The author of five previous novels—all set in Seattle—Hillier excels at storytelling and characterization. Even as she creates a cast that runs the gamut from pitiable to repellent, she elicits sympathy for each as she also grips the imagination. Edgy and energetic, “Little Secrets” simultaneously burns and freezes.
For almost two centuries, the California dream has animated the American spirit. And its flip side, California noir, has chilled American bones.
It does so again in Scott Phillips’ “That Left Turn at Albuquerque” (Soho Crime, $26.95, 278 pages).
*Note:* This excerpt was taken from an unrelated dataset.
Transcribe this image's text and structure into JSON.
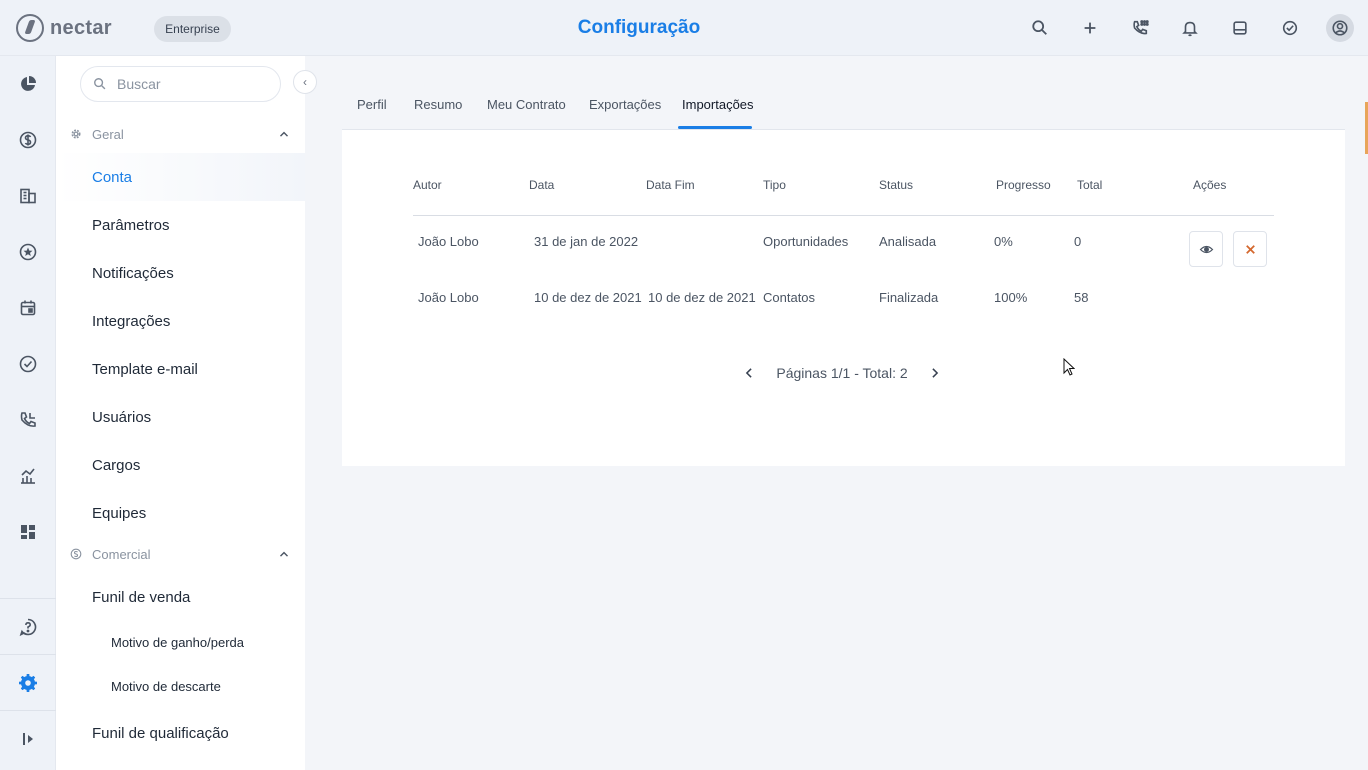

Lawyer Douglas Rigby, whose volatile blend of temper and arrogance fuels the story, has embezzled $200,000 from his only client, Glenn Haskill, a nonagenarian former television producer in poor health. But the cocaine deal Rigby counts on to restore his financial health and repay Haskill crashes when a motorcycle gang outwits him.
Meanwhile, Rigby is having an affair with Beth Warden, his late partner’s widow, and Rigby’s wife, Paula, is getting it on with a younger golf pro.
Trying to recoup his losses, Rigby is lured into an art-fraud scheme by Haskill’s personal assistant, Nina Nordmann, and learns of a potential forger, elderly Will Seghers, from Paula’s boy toy.
What follows is an intricate story that channels a James M. Cain classic. It’s leavened by examples of Phillips’ wicked humor, including a scene in which a sheepdog intrudes on a couple’s bedroom athletics and one in which a teenager seeks money to attend a rap concert at a cemetery.
Sordid and sleazy, ferocious and funny, Phillips’ seventh novel—and first in six years—takes no wrong turn.